Action item: Across the whole listing, filter for the string "students" and copy every line that has it.

= = = =

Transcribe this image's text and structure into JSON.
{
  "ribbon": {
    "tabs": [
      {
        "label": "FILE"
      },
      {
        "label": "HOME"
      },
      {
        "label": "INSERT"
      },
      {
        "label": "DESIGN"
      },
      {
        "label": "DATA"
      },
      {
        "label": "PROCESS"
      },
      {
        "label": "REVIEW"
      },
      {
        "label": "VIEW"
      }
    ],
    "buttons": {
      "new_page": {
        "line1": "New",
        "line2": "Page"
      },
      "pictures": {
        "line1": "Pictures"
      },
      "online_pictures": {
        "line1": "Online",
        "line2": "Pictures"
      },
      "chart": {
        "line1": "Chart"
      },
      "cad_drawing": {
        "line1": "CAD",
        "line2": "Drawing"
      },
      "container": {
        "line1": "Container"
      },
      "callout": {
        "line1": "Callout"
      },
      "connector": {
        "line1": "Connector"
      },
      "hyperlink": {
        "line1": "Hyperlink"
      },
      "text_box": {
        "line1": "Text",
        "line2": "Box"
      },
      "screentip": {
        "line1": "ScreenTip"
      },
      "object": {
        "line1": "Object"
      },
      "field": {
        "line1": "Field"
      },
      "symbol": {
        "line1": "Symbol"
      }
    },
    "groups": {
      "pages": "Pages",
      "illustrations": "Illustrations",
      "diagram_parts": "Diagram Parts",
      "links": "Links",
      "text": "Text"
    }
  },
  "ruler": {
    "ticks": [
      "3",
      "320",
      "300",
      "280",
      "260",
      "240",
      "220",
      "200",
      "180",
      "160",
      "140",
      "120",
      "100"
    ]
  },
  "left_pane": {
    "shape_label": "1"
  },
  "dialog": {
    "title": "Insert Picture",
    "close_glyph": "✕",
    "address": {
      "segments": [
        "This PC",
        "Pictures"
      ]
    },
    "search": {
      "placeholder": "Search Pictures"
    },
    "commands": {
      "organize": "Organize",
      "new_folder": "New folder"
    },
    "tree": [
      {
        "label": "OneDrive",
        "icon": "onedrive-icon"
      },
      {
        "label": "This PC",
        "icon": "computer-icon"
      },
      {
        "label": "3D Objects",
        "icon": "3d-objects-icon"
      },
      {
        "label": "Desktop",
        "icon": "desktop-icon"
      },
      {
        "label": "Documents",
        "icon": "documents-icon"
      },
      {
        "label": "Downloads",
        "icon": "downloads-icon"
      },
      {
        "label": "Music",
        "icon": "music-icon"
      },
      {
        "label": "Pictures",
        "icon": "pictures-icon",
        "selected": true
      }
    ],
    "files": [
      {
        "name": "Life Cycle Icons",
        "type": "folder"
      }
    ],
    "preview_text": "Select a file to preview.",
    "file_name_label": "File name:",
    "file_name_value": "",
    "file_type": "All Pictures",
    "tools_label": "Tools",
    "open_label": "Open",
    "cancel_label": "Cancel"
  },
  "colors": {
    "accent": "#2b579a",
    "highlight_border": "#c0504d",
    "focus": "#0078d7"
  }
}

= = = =

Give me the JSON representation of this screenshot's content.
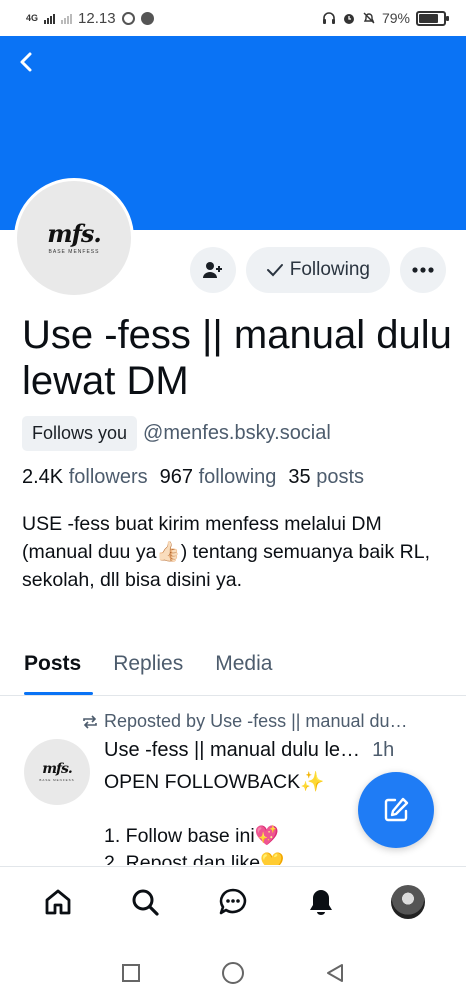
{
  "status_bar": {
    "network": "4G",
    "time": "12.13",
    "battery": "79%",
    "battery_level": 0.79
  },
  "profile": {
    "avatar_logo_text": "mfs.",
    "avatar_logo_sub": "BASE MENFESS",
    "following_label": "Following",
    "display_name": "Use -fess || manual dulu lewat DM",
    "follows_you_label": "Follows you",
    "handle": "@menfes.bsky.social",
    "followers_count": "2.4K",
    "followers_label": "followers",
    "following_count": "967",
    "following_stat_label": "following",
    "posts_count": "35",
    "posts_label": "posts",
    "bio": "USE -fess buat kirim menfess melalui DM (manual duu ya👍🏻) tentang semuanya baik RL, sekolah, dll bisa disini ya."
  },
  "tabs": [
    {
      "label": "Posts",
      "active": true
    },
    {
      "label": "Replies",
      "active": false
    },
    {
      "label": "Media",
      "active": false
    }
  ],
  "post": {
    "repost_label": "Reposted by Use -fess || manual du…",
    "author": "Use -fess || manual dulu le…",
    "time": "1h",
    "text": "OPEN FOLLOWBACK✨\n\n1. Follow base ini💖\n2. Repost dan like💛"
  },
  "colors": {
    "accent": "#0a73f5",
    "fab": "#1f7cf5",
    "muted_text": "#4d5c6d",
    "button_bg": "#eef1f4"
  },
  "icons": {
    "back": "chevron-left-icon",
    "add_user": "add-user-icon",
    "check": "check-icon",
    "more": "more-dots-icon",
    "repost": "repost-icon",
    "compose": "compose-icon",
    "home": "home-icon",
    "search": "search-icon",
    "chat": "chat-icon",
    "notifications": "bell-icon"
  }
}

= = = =

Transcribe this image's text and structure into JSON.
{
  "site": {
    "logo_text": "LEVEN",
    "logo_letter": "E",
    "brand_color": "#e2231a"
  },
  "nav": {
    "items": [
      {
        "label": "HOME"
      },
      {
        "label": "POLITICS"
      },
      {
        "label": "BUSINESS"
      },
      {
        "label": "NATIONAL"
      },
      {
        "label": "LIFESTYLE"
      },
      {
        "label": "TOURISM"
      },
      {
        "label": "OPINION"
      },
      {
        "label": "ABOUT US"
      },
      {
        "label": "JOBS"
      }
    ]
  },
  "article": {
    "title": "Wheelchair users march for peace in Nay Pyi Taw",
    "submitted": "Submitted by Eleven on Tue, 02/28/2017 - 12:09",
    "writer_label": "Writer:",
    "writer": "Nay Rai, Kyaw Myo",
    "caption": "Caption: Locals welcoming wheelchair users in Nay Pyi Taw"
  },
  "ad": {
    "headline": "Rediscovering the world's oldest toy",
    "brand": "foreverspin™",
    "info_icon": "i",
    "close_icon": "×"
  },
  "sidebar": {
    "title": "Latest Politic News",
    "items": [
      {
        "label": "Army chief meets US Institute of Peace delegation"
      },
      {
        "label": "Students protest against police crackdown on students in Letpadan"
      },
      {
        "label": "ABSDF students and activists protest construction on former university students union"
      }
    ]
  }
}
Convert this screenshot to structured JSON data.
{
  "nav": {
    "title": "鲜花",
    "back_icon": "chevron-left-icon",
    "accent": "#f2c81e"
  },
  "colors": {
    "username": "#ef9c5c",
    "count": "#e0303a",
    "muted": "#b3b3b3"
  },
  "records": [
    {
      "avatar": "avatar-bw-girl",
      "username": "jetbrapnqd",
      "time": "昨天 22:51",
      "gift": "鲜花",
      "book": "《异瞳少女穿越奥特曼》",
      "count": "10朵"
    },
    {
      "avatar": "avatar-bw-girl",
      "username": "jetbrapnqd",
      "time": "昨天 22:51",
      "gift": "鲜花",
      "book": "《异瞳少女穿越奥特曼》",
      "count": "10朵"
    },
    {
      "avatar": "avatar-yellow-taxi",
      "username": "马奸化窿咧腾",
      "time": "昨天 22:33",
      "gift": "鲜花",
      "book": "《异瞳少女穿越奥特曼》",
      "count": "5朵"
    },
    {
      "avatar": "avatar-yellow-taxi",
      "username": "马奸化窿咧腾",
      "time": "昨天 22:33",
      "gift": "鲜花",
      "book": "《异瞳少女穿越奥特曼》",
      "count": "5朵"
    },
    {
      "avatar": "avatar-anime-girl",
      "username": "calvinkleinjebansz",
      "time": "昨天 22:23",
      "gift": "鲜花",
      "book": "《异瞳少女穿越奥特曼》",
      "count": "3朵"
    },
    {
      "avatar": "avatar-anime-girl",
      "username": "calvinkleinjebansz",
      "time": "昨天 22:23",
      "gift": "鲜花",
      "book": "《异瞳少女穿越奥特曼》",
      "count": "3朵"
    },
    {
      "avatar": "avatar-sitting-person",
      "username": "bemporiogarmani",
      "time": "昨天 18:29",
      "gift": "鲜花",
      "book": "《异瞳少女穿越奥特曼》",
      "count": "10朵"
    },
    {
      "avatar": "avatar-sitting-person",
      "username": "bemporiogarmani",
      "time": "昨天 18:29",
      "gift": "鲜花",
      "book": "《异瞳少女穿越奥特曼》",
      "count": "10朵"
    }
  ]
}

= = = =

Answer below:
        "label": "Students protest against police crackdown on students in Letpadan"
        "label": "ABSDF students and activists protest construction on former university students union"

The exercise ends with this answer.